Your instructions:
Count, in the data that follows, every line with the string "cloud", and give that count as the whole reply.

(Excerpts from an interface dataset)
========================================================================

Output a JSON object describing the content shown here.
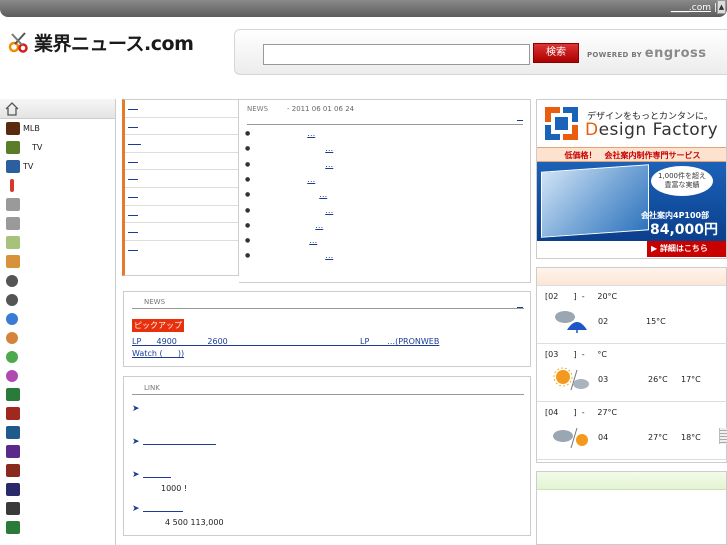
{
  "topbar": {
    "link_label": "____.com",
    "separator": "|",
    "scroll_glyph": "▲"
  },
  "header": {
    "logo_text": "業界ニュース.com",
    "search_placeholder": "",
    "search_button": "検索",
    "powered_by": "POWERED BY",
    "powered_brand": "engross"
  },
  "sidebar": {
    "items": [
      {
        "label": "MLB",
        "icon": "baseball-icon",
        "color": "#5a2a10"
      },
      {
        "label": "TV",
        "icon": "tv-icon",
        "color": "#5a7d2a"
      },
      {
        "label": "TV",
        "icon": "tv-icon",
        "color": "#2b5f9e"
      },
      {
        "label": "",
        "icon": "pin-icon",
        "color": "#d23a2a"
      },
      {
        "label": "",
        "icon": "people-icon",
        "color": "#9a9a9a"
      },
      {
        "label": "",
        "icon": "people-icon",
        "color": "#9a9a9a"
      },
      {
        "label": "",
        "icon": "figure-icon",
        "color": "#a7c27a"
      },
      {
        "label": "",
        "icon": "house-icon",
        "color": "#d8923a"
      },
      {
        "label": "",
        "icon": "car-icon",
        "color": "#555555"
      },
      {
        "label": "",
        "icon": "car-icon",
        "color": "#555555"
      },
      {
        "label": "",
        "icon": "globe-icon",
        "color": "#3a7bd5"
      },
      {
        "label": "",
        "icon": "globe-icon",
        "color": "#d5833a"
      },
      {
        "label": "",
        "icon": "globe-icon",
        "color": "#4caa4c"
      },
      {
        "label": "",
        "icon": "globe-icon",
        "color": "#b04ab0"
      },
      {
        "label": "",
        "icon": "monitor-icon",
        "color": "#2a7a3a"
      },
      {
        "label": "",
        "icon": "monitor-icon",
        "color": "#a0281e"
      },
      {
        "label": "",
        "icon": "monitor-icon",
        "color": "#1f5a8a"
      },
      {
        "label": "",
        "icon": "monitor-icon",
        "color": "#5a2a8a"
      },
      {
        "label": "",
        "icon": "monitor-icon",
        "color": "#8a2a1e"
      },
      {
        "label": "",
        "icon": "monitor-icon",
        "color": "#2a2a6a"
      },
      {
        "label": "",
        "icon": "monitor-icon",
        "color": "#3a3a3a"
      },
      {
        "label": "",
        "icon": "monitor-icon",
        "color": "#2a7a3a"
      }
    ]
  },
  "category_nav": {
    "rows": 9
  },
  "news": {
    "heading": "NEWS",
    "date": "- 2011 06 01  06 24",
    "items": [
      "…",
      "…",
      "…",
      "…",
      "…",
      "…",
      "…",
      "…",
      "…"
    ]
  },
  "pickup": {
    "heading": "NEWS",
    "badge": "ピックアップ",
    "text": "LP      4900            2600                                                    LP       …(PRONWEB\nWatch (      ))"
  },
  "links": {
    "heading": "LINK",
    "arrow": "➤",
    "note1": "1000   !",
    "note2": "4   500 113,000"
  },
  "ad": {
    "tagline": "デザインをもっとカンタンに。",
    "brand_d": "D",
    "brand_rest": "esign Factory",
    "strip": "低価格！　会社案内制作専門サービス",
    "bubble": "1,000件を超え\n豊富な実績",
    "price_note": "会社案内4P100部",
    "price": "84,000円",
    "details": "▶ 詳細はこちら",
    "accent": "#e85d0e",
    "brand_blue": "#1a63b8"
  },
  "weather": {
    "days": [
      {
        "title": "[02      ]  -     20°C",
        "num": "02",
        "hi": "15°C",
        "lo": "",
        "icon": "rain-umbrella-icon"
      },
      {
        "title": "[03      ]  -     °C",
        "num": "03",
        "hi": "26°C",
        "lo": "17°C",
        "icon": "sun-cloud-icon"
      },
      {
        "title": "[04      ]  -     27°C",
        "num": "04",
        "hi": "27°C",
        "lo": "18°C",
        "icon": "cloud-sun-icon"
      }
    ]
  }
}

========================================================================

Solved exercise:
2